This was also the first time we had been out on our bikes for a while too, and it was nice to get some proper exercise again. We headed first to Frogner Park. It was a nice big area to cycle around, and the main attraction within the park is the great Vigeland Sculpture Arrangement, designed by Gustav Vigeland. We cycled on towards the Royal Palace, altough the front grounds were being renovated which meant taking a decent picture wasn't very easy.
We took a walk down Karl Johans Gate, which is essentially the main high street. It looked fairly good for shopping, and was really busy with people. This route took us out in front of the Parliament building, and another little cycle lead us to Akershus Castle and Fortress, a medieval castle originally build to defend Norway in the late 1290s, but remodelled and modernised in the early 17th century. Part of it was just closing when we arrived so we didn't get to see inside. It gave a good view of Oslofjord from the fortress edge though.
Before heading back to the motorhome we decided to stop at a cafe for a drink, as it had been a hot and thirsty day on the bikes. We had originally planned to get a cold beer, but after seeing the prices in the menu I opted for a coke and Stu got some tap water. The cheapest beer was about £12! The pale ale, for 500ml, was a chilling £18.40!
On reflection I'm glad we came to Oslo - I don't think you could come to Norway and not visit it, but it's certainly not the most attractive city in the world.
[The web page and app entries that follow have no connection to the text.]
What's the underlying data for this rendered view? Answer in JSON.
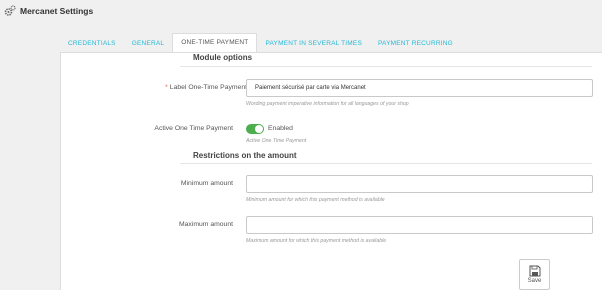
{
  "header": {
    "title": "Mercanet Settings",
    "icon": "cogs-icon"
  },
  "tabs": [
    {
      "label": "CREDENTIALS",
      "active": false
    },
    {
      "label": "GENERAL",
      "active": false
    },
    {
      "label": "ONE-TIME PAYMENT",
      "active": true
    },
    {
      "label": "PAYMENT IN SEVERAL TIMES",
      "active": false
    },
    {
      "label": "PAYMENT RECURRING",
      "active": false
    }
  ],
  "module_options": {
    "title": "Module options",
    "label_field": {
      "required_mark": "*",
      "label": "Label One-Time Payment",
      "value": "Paiement sécurisé par carte via Mercanet",
      "help": "Wording payment imperative information for all languages of your shop"
    },
    "active_field": {
      "label": "Active One Time Payment",
      "toggle_text": "Enabled",
      "enabled": true,
      "help": "Active One Time Payment"
    }
  },
  "restrictions": {
    "title": "Restrictions on the amount",
    "min_field": {
      "label": "Minimum amount",
      "value": "",
      "help": "Minimum amount for which this payment method is available"
    },
    "max_field": {
      "label": "Maximum amount",
      "value": "",
      "help": "Maximum amount for which this payment method is available"
    }
  },
  "footer": {
    "save_label": "Save"
  },
  "colors": {
    "accent": "#25b9d7",
    "toggle_on": "#4cae4c",
    "required": "#ee5555"
  }
}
I'm sure we could have gone to some museums to make it more interesting but we found that an afternoon was plenty of time to see everything we wanted to.